In 1890, when Don Bosco died, Fr Rua called him to Italy to lead a new missionary expedition and delegated him to visit the Salesian houses on the Pacific coast, in Chile and Ecuador, while continuing his service as Provincial in Buenos Aires.
Having received episcopal nomination, he was consecrated bishop in Turin on 23 May 1895, but managed to visit the missionaries of his apostolic vicariate of Méndez y Gualaquiza, albeit for only three months and accompanied by the army, only in June 1902.
He participated in the Xth General Chapter of the Congregation in Turin in 1904, and then returned to South America, where he continued to maintain, in addition to the role of Vicar Apostolic, also that of being the Extraordinary Visitor to the Salesian works in the Pacific countries.
On 11 June 1914 he made his definitive entry into Mendez y Gualaquiza and devoted himself to the study of the Jíbaro language, later translating a catechism into the local language. He traveled as much as possible in the Vicariate and tried to paternally accompany the missionaries.

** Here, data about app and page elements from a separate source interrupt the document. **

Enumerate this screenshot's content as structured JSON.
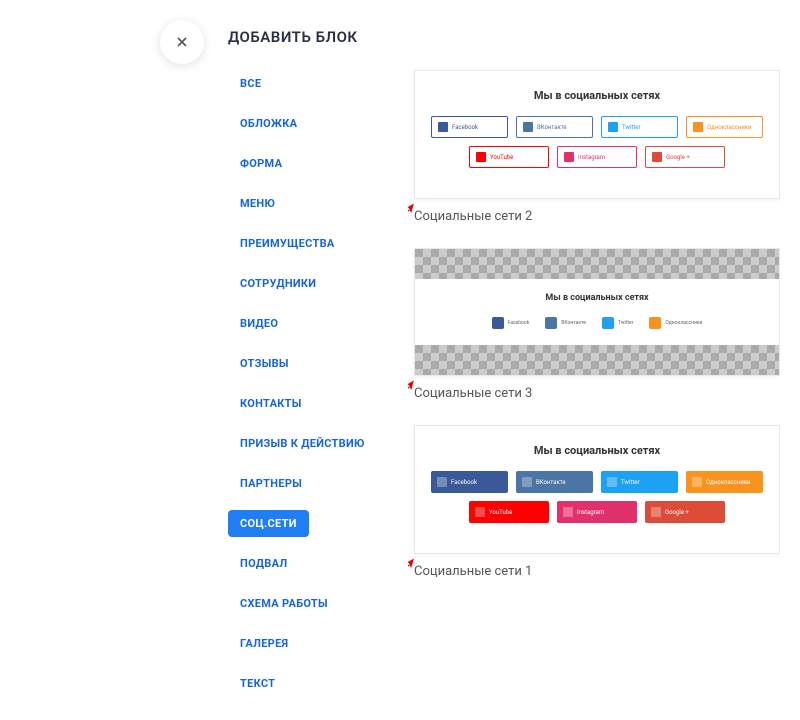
{
  "modal": {
    "title": "ДОБАВИТЬ БЛОК"
  },
  "sidebar": {
    "items": [
      {
        "label": "ВСЕ"
      },
      {
        "label": "ОБЛОЖКА"
      },
      {
        "label": "ФОРМА"
      },
      {
        "label": "МЕНЮ"
      },
      {
        "label": "ПРЕИМУЩЕСТВА"
      },
      {
        "label": "СОТРУДНИКИ"
      },
      {
        "label": "ВИДЕО"
      },
      {
        "label": "ОТЗЫВЫ"
      },
      {
        "label": "КОНТАКТЫ"
      },
      {
        "label": "ПРИЗЫВ К ДЕЙСТВИЮ"
      },
      {
        "label": "ПАРТНЕРЫ"
      },
      {
        "label": "СОЦ.СЕТИ",
        "active": true
      },
      {
        "label": "ПОДВАЛ"
      },
      {
        "label": "СХЕМА РАБОТЫ"
      },
      {
        "label": "ГАЛЕРЕЯ"
      },
      {
        "label": "ТЕКСТ"
      }
    ]
  },
  "preview_common": {
    "heading": "Мы в социальных сетях",
    "socials": {
      "fb": "Facebook",
      "vk": "ВКонтакте",
      "tw": "Twitter",
      "ok": "Одноклассники",
      "yt": "YouTube",
      "ig": "Instagram",
      "gp": "Google +"
    }
  },
  "blocks": [
    {
      "label": "Социальные сети 2"
    },
    {
      "label": "Социальные сети 3"
    },
    {
      "label": "Социальные сети 1"
    }
  ]
}
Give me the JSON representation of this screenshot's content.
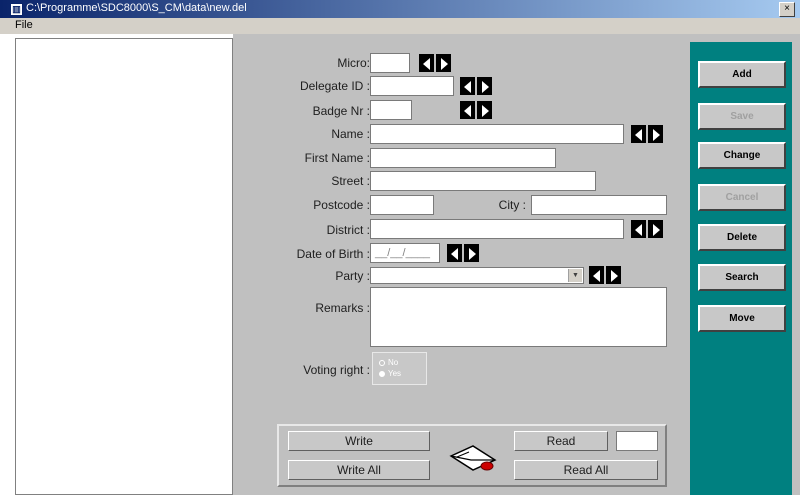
{
  "window": {
    "title": "C:\\Programme\\SDC8000\\S_CM\\data\\new.del",
    "close_glyph": "×"
  },
  "menu": {
    "file": "File"
  },
  "form": {
    "micro_label": "Micro:",
    "delegate_id_label": "Delegate ID :",
    "badge_nr_label": "Badge Nr :",
    "name_label": "Name :",
    "first_name_label": "First Name :",
    "street_label": "Street :",
    "postcode_label": "Postcode :",
    "city_label": "City :",
    "district_label": "District :",
    "dob_label": "Date of Birth :",
    "dob_value": "__/__/____",
    "party_label": "Party :",
    "remarks_label": "Remarks :",
    "voting_label": "Voting right :",
    "voting_options": [
      "No",
      "Yes"
    ],
    "voting_selected": "Yes"
  },
  "bottom": {
    "write": "Write",
    "write_all": "Write All",
    "read": "Read",
    "read_all": "Read All"
  },
  "actions": {
    "add": "Add",
    "save": "Save",
    "change": "Change",
    "cancel": "Cancel",
    "delete": "Delete",
    "search": "Search",
    "move": "Move"
  },
  "colors": {
    "accent": "#008080",
    "form_bg": "#c0c0c0",
    "title_start": "#0a246a"
  }
}
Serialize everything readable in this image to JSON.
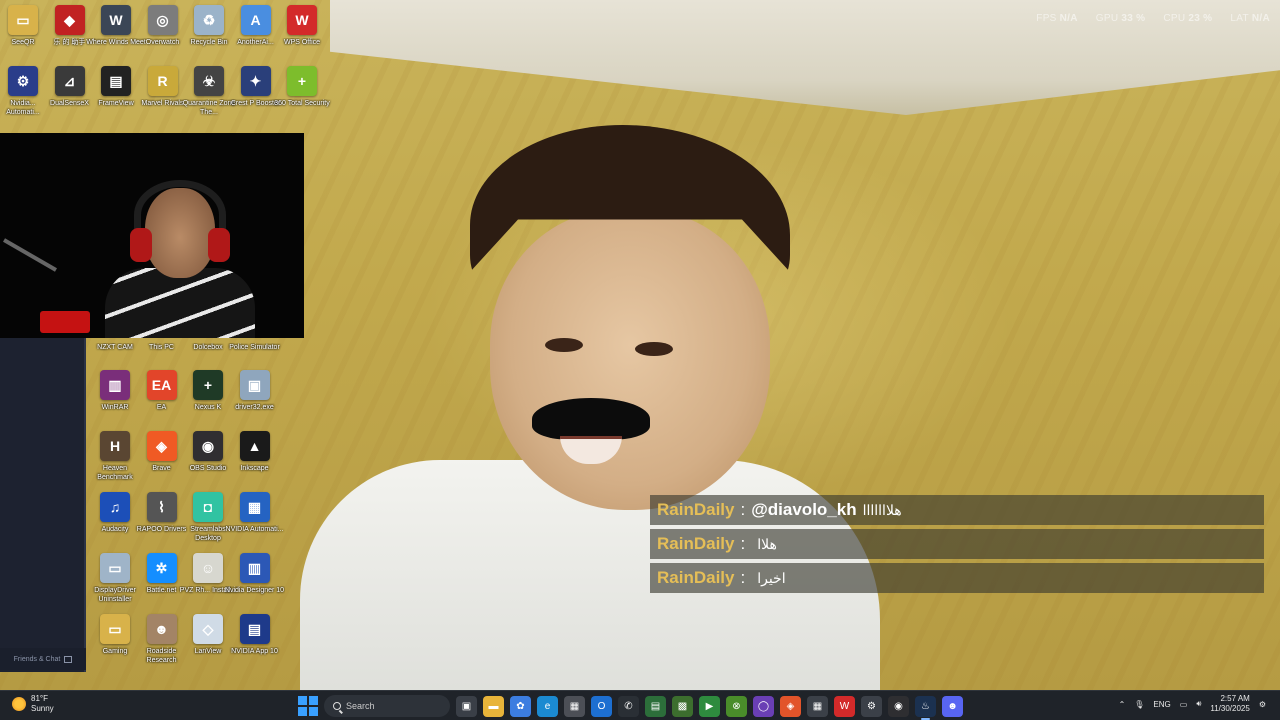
{
  "perf_overlay": {
    "fps_label": "FPS",
    "fps_value": "N/A",
    "gpu_label": "GPU",
    "gpu_value": "33 %",
    "cpu_label": "CPU",
    "cpu_value": "23 %",
    "lat_label": "LAT",
    "lat_value": "N/A"
  },
  "desktop_icons": {
    "row1": [
      {
        "label": "SeeQR",
        "glyph": "▭",
        "color": "#d8b24a"
      },
      {
        "label": "乐 的 助手",
        "glyph": "◆",
        "color": "#c12222"
      },
      {
        "label": "Where Winds Meet",
        "glyph": "W",
        "color": "#3b4656"
      },
      {
        "label": "Overwatch",
        "glyph": "◎",
        "color": "#7c7c7c"
      },
      {
        "label": "Recycle Bin",
        "glyph": "♻",
        "color": "#9bb3c9"
      },
      {
        "label": "AnotherAi...",
        "glyph": "A",
        "color": "#4a8ee0"
      },
      {
        "label": "WPS Office",
        "glyph": "W",
        "color": "#d32a2a"
      }
    ],
    "row2": [
      {
        "label": "Nvidia... Automati...",
        "glyph": "⚙",
        "color": "#2a3d8a"
      },
      {
        "label": "DualSenseX",
        "glyph": "⊿",
        "color": "#3a3a3a"
      },
      {
        "label": "FrameView",
        "glyph": "▤",
        "color": "#222222"
      },
      {
        "label": "Marvel Rivals",
        "glyph": "R",
        "color": "#c9a93a"
      },
      {
        "label": "Quarantine Zone The...",
        "glyph": "☣",
        "color": "#444444"
      },
      {
        "label": "Crest P Booster",
        "glyph": "✦",
        "color": "#2a3f7a"
      },
      {
        "label": "360 Total Security",
        "glyph": "+",
        "color": "#7dbd2c"
      }
    ],
    "grid": [
      {
        "label": "NZXT CAM",
        "glyph": "",
        "color": "transparent"
      },
      {
        "label": "This PC",
        "glyph": "",
        "color": "transparent"
      },
      {
        "label": "Dolcebox",
        "glyph": "",
        "color": "transparent"
      },
      {
        "label": "Police Simulator",
        "glyph": "",
        "color": "transparent"
      },
      {
        "label": "WinRAR",
        "glyph": "▥",
        "color": "#7a2e7a"
      },
      {
        "label": "EA",
        "glyph": "EA",
        "color": "#e2452a"
      },
      {
        "label": "Nexus K",
        "glyph": "+",
        "color": "#1f3a26"
      },
      {
        "label": "driver32.exe",
        "glyph": "▣",
        "color": "#8fa6bd"
      },
      {
        "label": "Heaven Benchmark",
        "glyph": "H",
        "color": "#5a4632"
      },
      {
        "label": "Brave",
        "glyph": "◈",
        "color": "#f05a24"
      },
      {
        "label": "OBS Studio",
        "glyph": "◉",
        "color": "#302e31"
      },
      {
        "label": "Inkscape",
        "glyph": "▲",
        "color": "#1a1a1a"
      },
      {
        "label": "Audacity",
        "glyph": "♫",
        "color": "#1c4fb8"
      },
      {
        "label": "RAPOO Drivers",
        "glyph": "⌇",
        "color": "#555555"
      },
      {
        "label": "Streamlabs Desktop",
        "glyph": "◘",
        "color": "#31c3a2"
      },
      {
        "label": "NVIDIA Automati...",
        "glyph": "▦",
        "color": "#2563c2"
      },
      {
        "label": "DisplayDriver Uninstaller",
        "glyph": "▭",
        "color": "#9fb4c8"
      },
      {
        "label": "Battle.net",
        "glyph": "✲",
        "color": "#148eff"
      },
      {
        "label": "PVZ Rh... Install...",
        "glyph": "☺",
        "color": "#d7d7cf"
      },
      {
        "label": "Nvidia Designer 10",
        "glyph": "▥",
        "color": "#2c58b6"
      },
      {
        "label": "Gaming",
        "glyph": "▭",
        "color": "#d8b24a"
      },
      {
        "label": "Roadside Research",
        "glyph": "☻",
        "color": "#a38466"
      },
      {
        "label": "LanView",
        "glyph": "◇",
        "color": "#d0dbe6"
      },
      {
        "label": "NVIDIA App 10",
        "glyph": "▤",
        "color": "#1e3a8a"
      }
    ]
  },
  "sidebar": {
    "friends_label": "Friends & Chat"
  },
  "chat": {
    "messages": [
      {
        "user": "RainDaily",
        "sep": ":",
        "mention": "@diavolo_kh",
        "text": "هلااااااا"
      },
      {
        "user": "RainDaily",
        "sep": ":",
        "mention": "",
        "text": "هلاا"
      },
      {
        "user": "RainDaily",
        "sep": ":",
        "mention": "",
        "text": "اخيرا"
      }
    ]
  },
  "taskbar": {
    "weather_temp": "81°F",
    "weather_desc": "Sunny",
    "search_placeholder": "Search",
    "apps": [
      {
        "name": "task-view",
        "glyph": "▣",
        "color": "#3a3f47"
      },
      {
        "name": "file-explorer",
        "glyph": "▬",
        "color": "#e8b43a"
      },
      {
        "name": "copilot",
        "glyph": "✿",
        "color": "#3c7de0"
      },
      {
        "name": "edge",
        "glyph": "e",
        "color": "#1b8ad1"
      },
      {
        "name": "store",
        "glyph": "▦",
        "color": "#4c4f56"
      },
      {
        "name": "outlook",
        "glyph": "O",
        "color": "#1d6fd1"
      },
      {
        "name": "whatsapp",
        "glyph": "✆",
        "color": "#2a2f35"
      },
      {
        "name": "media-app",
        "glyph": "▤",
        "color": "#2c6e3a"
      },
      {
        "name": "photos",
        "glyph": "▩",
        "color": "#3c6e2e"
      },
      {
        "name": "play",
        "glyph": "▶",
        "color": "#2e8b3e"
      },
      {
        "name": "xbox",
        "glyph": "⊗",
        "color": "#4a8d2a"
      },
      {
        "name": "cortana",
        "glyph": "◯",
        "color": "#6a3fb5"
      },
      {
        "name": "brave",
        "glyph": "◈",
        "color": "#e2542a"
      },
      {
        "name": "apps-grid",
        "glyph": "▦",
        "color": "#3b4048"
      },
      {
        "name": "wps",
        "glyph": "W",
        "color": "#d32a2a"
      },
      {
        "name": "settings",
        "glyph": "⚙",
        "color": "#3b4048"
      },
      {
        "name": "obs",
        "glyph": "◉",
        "color": "#2e2e31"
      },
      {
        "name": "steam",
        "glyph": "♨",
        "color": "#1b3150"
      },
      {
        "name": "discord",
        "glyph": "☻",
        "color": "#5865f2"
      }
    ],
    "lang": "ENG",
    "time": "2:57 AM",
    "date": "11/30/2025"
  }
}
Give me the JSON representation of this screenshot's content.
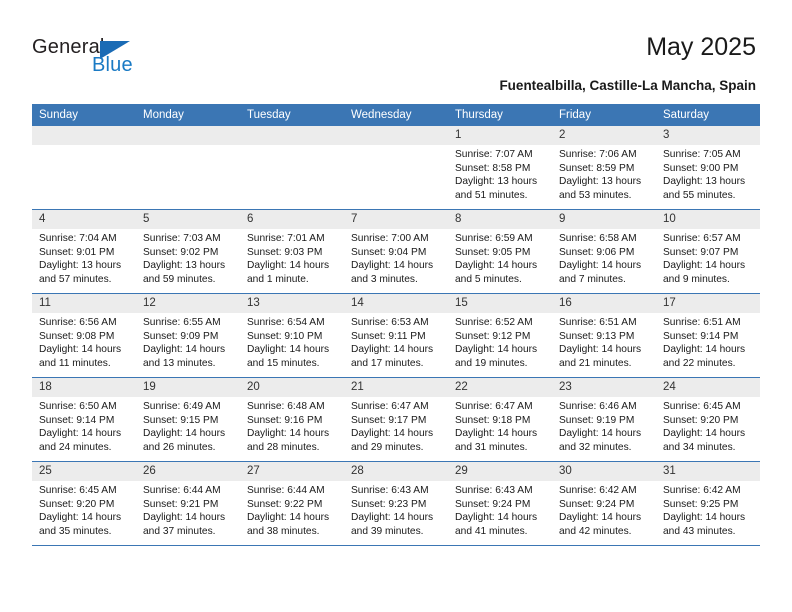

In mid-1918, feeling his health decline, he submitted his resignation to the Holy See and returned to Argentina; he spent his last years at the house of formation in Bernal, participating as much as possible in the life of the courtyard with the young.
There he died on 9 September 1921; but his missionary work continues to speak of him even today.